6. Recognition from the Allies
Wojtek’s contribution in this battle made him a celebrity among the Allies. When the Allied generals and statesmen came for a visit, they were so impressed by him that they approved the creation of a new emblem for the 22nd Company, dedicated to Wojtek, it was a bear carrying an artillery shell.
5. Departed to Scotland
Once the battle was won and the war calmed down, the 22nd Company was departed to Berwickshire in Scotland. Wojtek went with his fellow soldiers to live in a barrack.
4. Promoted to Corporal
Wojtek was promoted to the status of corporal by the end of the war. A large portion of his company decided not to return to a Soviet-controlled Poland and Wojtek then stayed with his fellow soldiers in Scotland.
The fact that a bear served in an important battle victory made headlines in Scotland and Wojtek soon became popular among local civilians and the press.

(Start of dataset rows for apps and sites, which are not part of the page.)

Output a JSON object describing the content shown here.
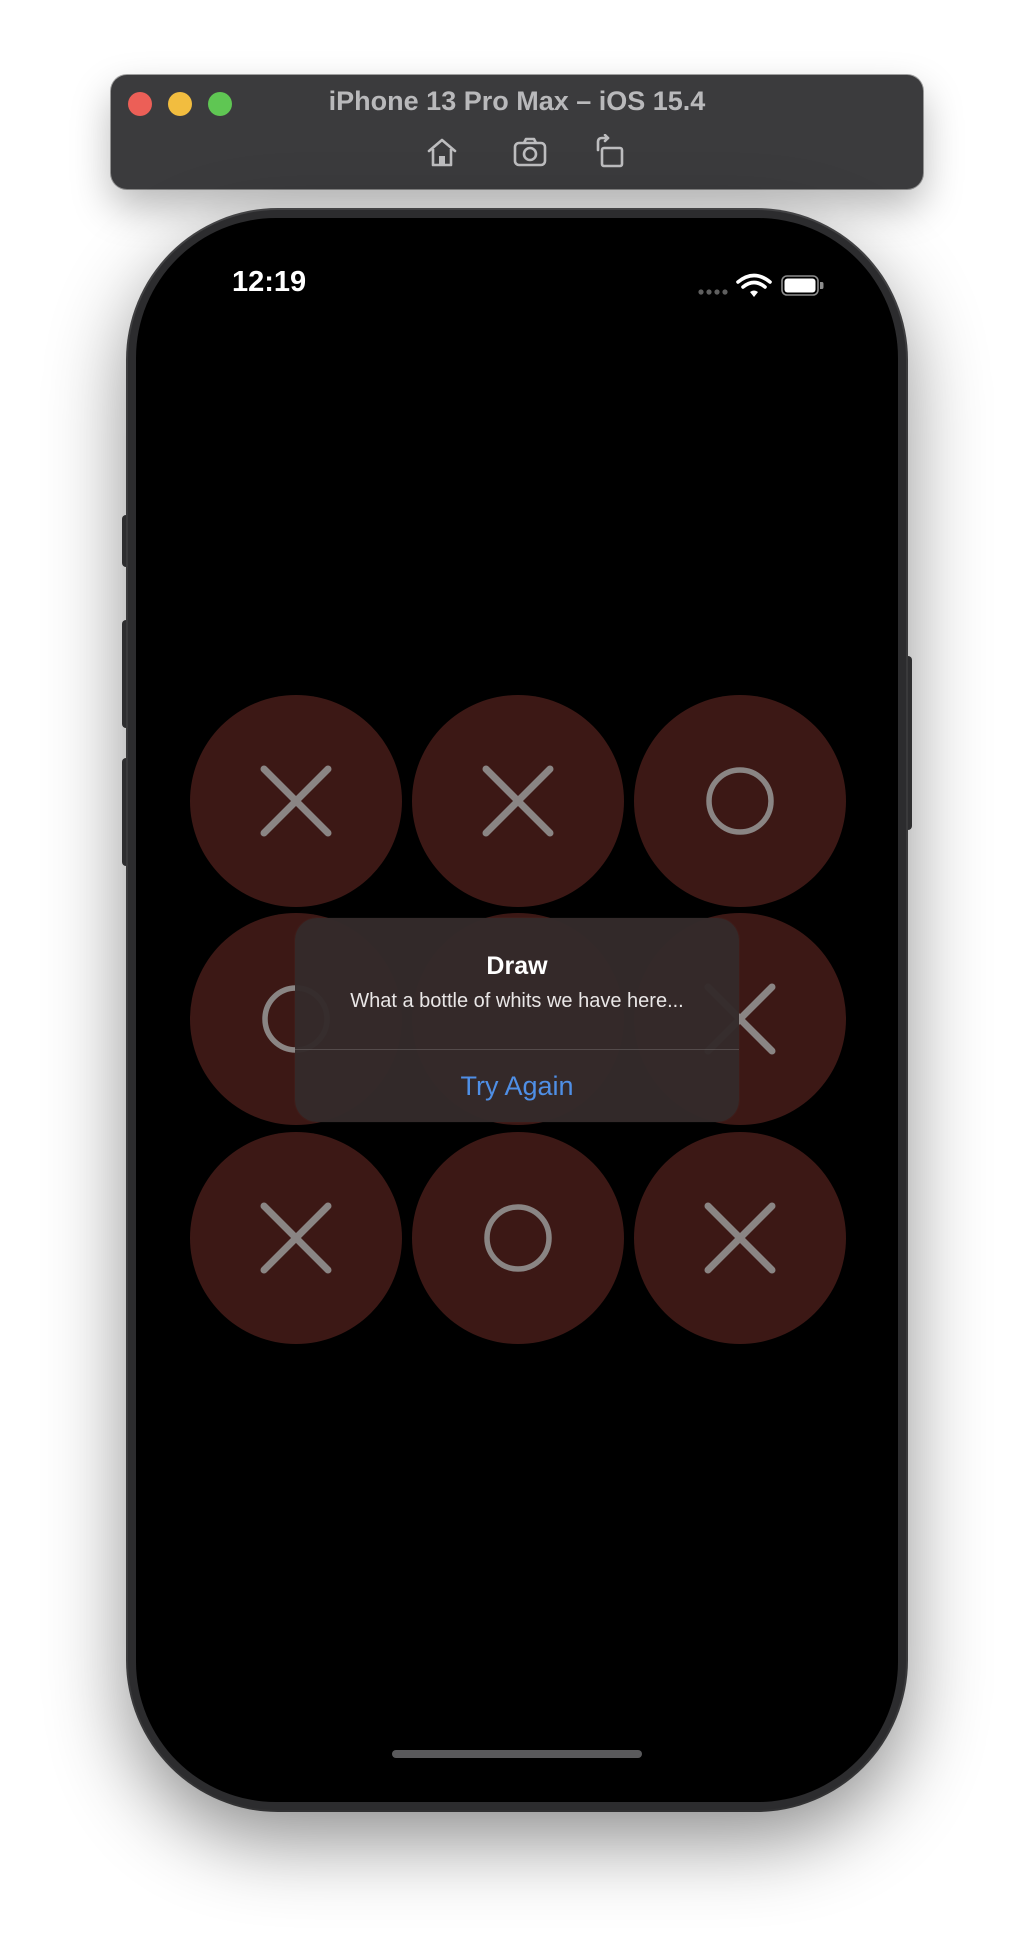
{
  "simulator": {
    "title": "iPhone 13 Pro Max – iOS 15.4",
    "traffic_lights": [
      {
        "name": "close",
        "color": "#ec5f57"
      },
      {
        "name": "minimize",
        "color": "#f2bd3f"
      },
      {
        "name": "zoom",
        "color": "#5fc653"
      }
    ],
    "toolbar_icons": [
      "home-icon",
      "screenshot-icon",
      "rotate-icon"
    ]
  },
  "status_bar": {
    "time": "12:19",
    "icons": [
      "signal-icon",
      "wifi-icon",
      "battery-icon"
    ]
  },
  "board": {
    "cell_color": "#3c1815",
    "mark_color": "#8a8584",
    "cells": [
      "X",
      "X",
      "O",
      "O",
      "",
      "X",
      "X",
      "O",
      "X"
    ]
  },
  "alert": {
    "title": "Draw",
    "message": "What a bottle of whits we have here...",
    "button_label": "Try Again",
    "button_color": "#4f8fe6"
  }
}
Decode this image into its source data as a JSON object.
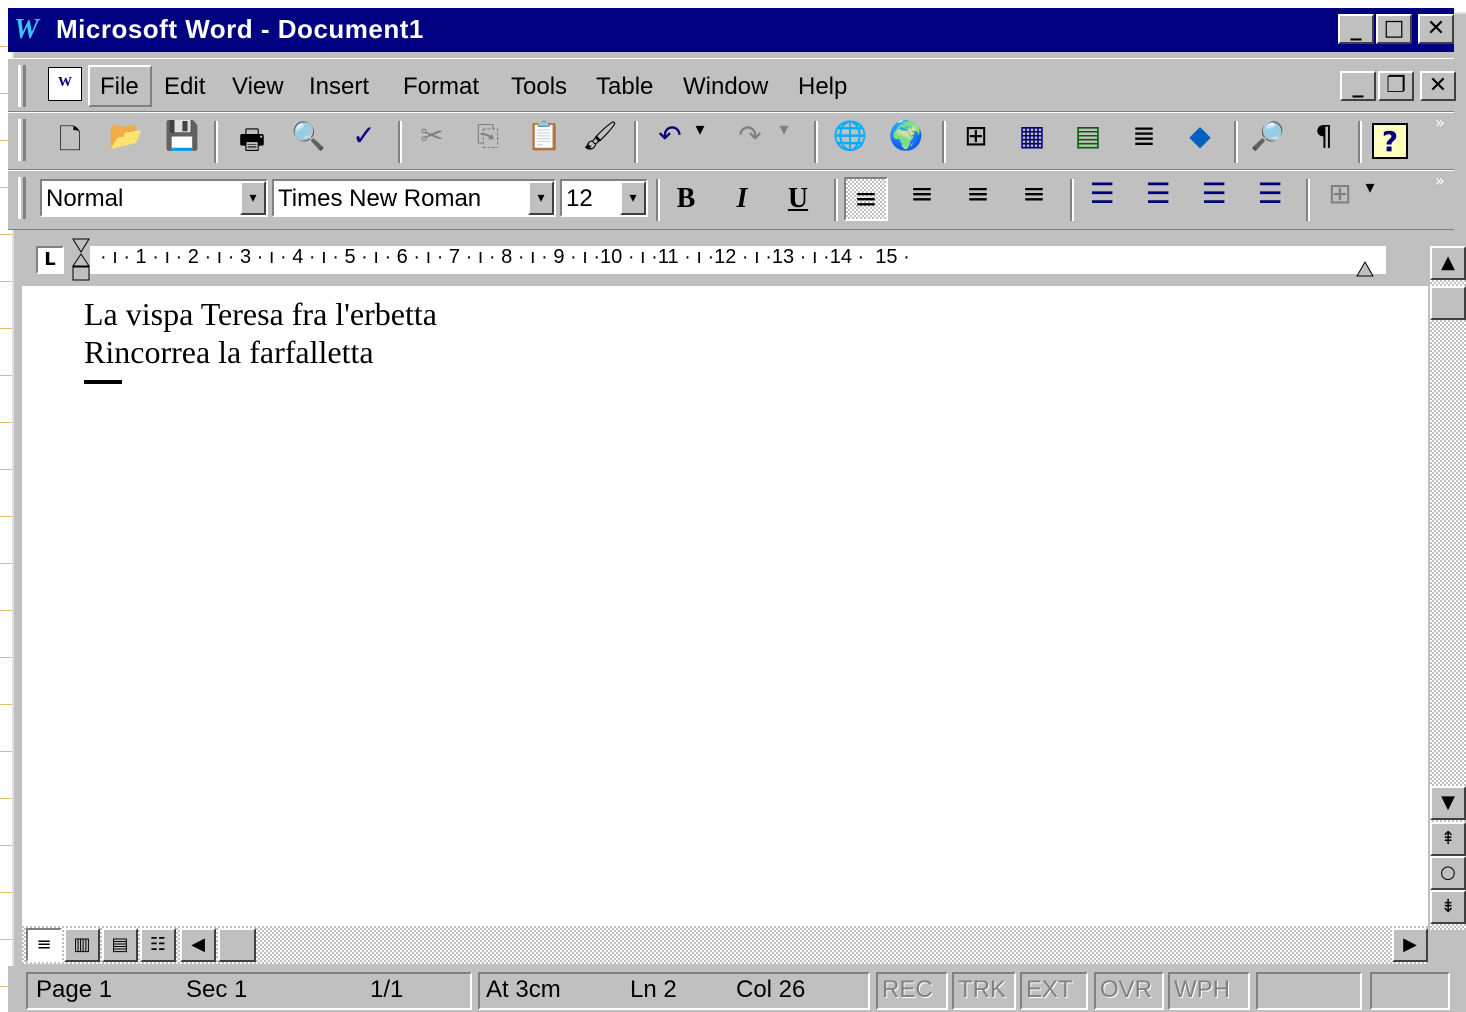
{
  "window": {
    "logo": "W",
    "title": "Microsoft Word - Document1",
    "caption_buttons": {
      "minimize": "_",
      "maximize": "□",
      "close": "✕"
    },
    "doc_buttons": {
      "minimize": "_",
      "restore": "❐",
      "close": "✕"
    }
  },
  "menu": {
    "items": [
      "File",
      "Edit",
      "View",
      "Insert",
      "Format",
      "Tools",
      "Table",
      "Window",
      "Help"
    ]
  },
  "standard_toolbar": {
    "icons": [
      "new-icon",
      "open-icon",
      "save-icon",
      "print-icon",
      "print-preview-icon",
      "spelling-icon",
      "cut-icon",
      "copy-icon",
      "paste-icon",
      "format-painter-icon",
      "undo-icon",
      "redo-icon",
      "insert-hyperlink-icon",
      "web-toolbar-icon",
      "tables-borders-icon",
      "insert-table-icon",
      "insert-excel-icon",
      "columns-icon",
      "drawing-icon",
      "document-map-icon",
      "show-hide-icon",
      "help-icon"
    ],
    "glyphs": {
      "new": "🗋",
      "open": "📂",
      "save": "💾",
      "print": "🖶",
      "preview": "🔍",
      "spelling": "✓",
      "cut": "✂",
      "copy": "⎘",
      "paste": "📋",
      "painter": "🖌",
      "undo": "↶",
      "redo": "↷",
      "hyperlink": "🌐",
      "web": "🌍",
      "tables": "⊞",
      "table": "▦",
      "excel": "▤",
      "columns": "≣",
      "drawing": "◆",
      "docmap": "🔎",
      "pilcrow": "¶",
      "help": "?",
      "dropdown": "▾",
      "more": "»"
    }
  },
  "formatting_toolbar": {
    "style": "Normal",
    "font": "Times New Roman",
    "size": "12",
    "bold": "B",
    "italic": "I",
    "underline": "U",
    "align_glyph": "≡",
    "list_glyph": "☰",
    "border_glyph": "⊞"
  },
  "ruler": {
    "tab_selector": "L",
    "labels": "· ı · 1 · ı · 2 · ı · 3 · ı · 4 · ı · 5 · ı · 6 · ı · 7 · ı · 8 · ı · 9 · ı ·10 · ı ·11 · ı ·12 · ı ·13 · ı ·14 ·  15 ·"
  },
  "document": {
    "lines": [
      "La vispa Teresa fra l'erbetta",
      "Rincorrea la farfalletta"
    ]
  },
  "scrollbars": {
    "up": "▲",
    "down": "▼",
    "prev_page": "⇞",
    "select_browse": "○",
    "next_page": "⇟",
    "left": "◀",
    "right": "▶"
  },
  "view_buttons": [
    "≡",
    "▥",
    "▤",
    "☷"
  ],
  "status": {
    "page": "Page  1",
    "sec": "Sec  1",
    "pages": "1/1",
    "at": "At  3cm",
    "ln": "Ln  2",
    "col": "Col  26",
    "indicators": [
      "REC",
      "TRK",
      "EXT",
      "OVR",
      "WPH"
    ]
  }
}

The Polish-Scottish Association gave Wojtek the accreditation of one of its honorary members, But Scottish Federation rules were different and it didn’t allow a bear to live freely in civil areas.
3. A Former Soldier Retiring At The Zoo
The troop decided not to take Wojtek back to a Soviet-controlled Poland and asked the local Edinburgh Zoo if they can accommodate their beloved pal till they get freedom.
During Wojtek’s time at the Edinburgh Zoo, the troops would visit him frequently, talk with him and toss cigarettes towards him.
The zookeepers claimed that whenever Wojtek heard anyone speaking in Polish language, he cheered up!
2. A hero passed away
The day of “free Poland” never came and we now know that Poland was under Soviet rule for another 40 years.
For the rest of his life, Wojtek remained at the Edinburgh Zoo. In 1963 at the age of 21, the bear passed away.
1. A name in the history books
Wojtek became a symbol of the Free Polish struggle and an emblem of their heroic service.
Many public memorials in commemoration to Wojtek have been created. The list includes a plaque at London’s Imperial War Museum, a sculpture at the Sikorski Museum in London, and the carved wooden sculpture above, which sits in Weelsby Woods, Grimsby.
You have reached the end of a story that is nothing less than a fairy tale. You witnessed how an orphaned bear cub went on to the serve the Allies forces in WWII.
Wojtek surely left a mark!